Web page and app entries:
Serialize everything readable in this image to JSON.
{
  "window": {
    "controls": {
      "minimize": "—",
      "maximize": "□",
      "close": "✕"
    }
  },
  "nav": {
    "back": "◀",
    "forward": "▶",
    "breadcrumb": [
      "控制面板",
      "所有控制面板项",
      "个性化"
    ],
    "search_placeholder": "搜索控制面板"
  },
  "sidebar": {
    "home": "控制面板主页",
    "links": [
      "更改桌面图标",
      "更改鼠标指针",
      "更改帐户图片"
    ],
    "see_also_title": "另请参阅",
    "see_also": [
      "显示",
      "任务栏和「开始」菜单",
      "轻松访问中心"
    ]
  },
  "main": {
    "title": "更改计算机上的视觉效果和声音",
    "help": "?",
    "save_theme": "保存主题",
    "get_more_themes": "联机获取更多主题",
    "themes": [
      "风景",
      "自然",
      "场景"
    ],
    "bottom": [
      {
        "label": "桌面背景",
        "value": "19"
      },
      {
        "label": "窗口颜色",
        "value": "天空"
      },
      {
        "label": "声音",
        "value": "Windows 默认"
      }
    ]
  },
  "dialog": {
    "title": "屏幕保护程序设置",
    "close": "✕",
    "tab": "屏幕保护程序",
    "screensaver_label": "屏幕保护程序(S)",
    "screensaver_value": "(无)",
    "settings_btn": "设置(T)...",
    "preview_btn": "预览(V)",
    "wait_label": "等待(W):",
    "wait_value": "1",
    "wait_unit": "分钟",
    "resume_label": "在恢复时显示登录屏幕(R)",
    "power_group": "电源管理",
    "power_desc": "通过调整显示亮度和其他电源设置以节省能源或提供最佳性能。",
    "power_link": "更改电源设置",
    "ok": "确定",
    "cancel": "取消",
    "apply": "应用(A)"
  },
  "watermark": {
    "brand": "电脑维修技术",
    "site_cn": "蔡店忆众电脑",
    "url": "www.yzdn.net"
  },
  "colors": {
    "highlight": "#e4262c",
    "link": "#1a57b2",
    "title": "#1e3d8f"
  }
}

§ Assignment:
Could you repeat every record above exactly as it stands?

§ Response:
Serialize everything readable in this image to JSON.
{
  "window": {
    "controls": {
      "minimize": "—",
      "maximize": "□",
      "close": "✕"
    }
  },
  "nav": {
    "back": "◀",
    "forward": "▶",
    "breadcrumb": [
      "控制面板",
      "所有控制面板项",
      "个性化"
    ],
    "search_placeholder": "搜索控制面板"
  },
  "sidebar": {
    "home": "控制面板主页",
    "links": [
      "更改桌面图标",
      "更改鼠标指针",
      "更改帐户图片"
    ],
    "see_also_title": "另请参阅",
    "see_also": [
      "显示",
      "任务栏和「开始」菜单",
      "轻松访问中心"
    ]
  },
  "main": {
    "title": "更改计算机上的视觉效果和声音",
    "help": "?",
    "save_theme": "保存主题",
    "get_more_themes": "联机获取更多主题",
    "themes": [
      "风景",
      "自然",
      "场景"
    ],
    "bottom": [
      {
        "label": "桌面背景",
        "value": "19"
      },
      {
        "label": "窗口颜色",
        "value": "天空"
      },
      {
        "label": "声音",
        "value": "Windows 默认"
      }
    ]
  },
  "dialog": {
    "title": "屏幕保护程序设置",
    "close": "✕",
    "tab": "屏幕保护程序",
    "screensaver_label": "屏幕保护程序(S)",
    "screensaver_value": "(无)",
    "settings_btn": "设置(T)...",
    "preview_btn": "预览(V)",
    "wait_label": "等待(W):",
    "wait_value": "1",
    "wait_unit": "分钟",
    "resume_label": "在恢复时显示登录屏幕(R)",
    "power_group": "电源管理",
    "power_desc": "通过调整显示亮度和其他电源设置以节省能源或提供最佳性能。",
    "power_link": "更改电源设置",
    "ok": "确定",
    "cancel": "取消",
    "apply": "应用(A)"
  },
  "watermark": {
    "brand": "电脑维修技术",
    "site_cn": "蔡店忆众电脑",
    "url": "www.yzdn.net"
  },
  "colors": {
    "highlight": "#e4262c",
    "link": "#1a57b2",
    "title": "#1e3d8f"
  }
}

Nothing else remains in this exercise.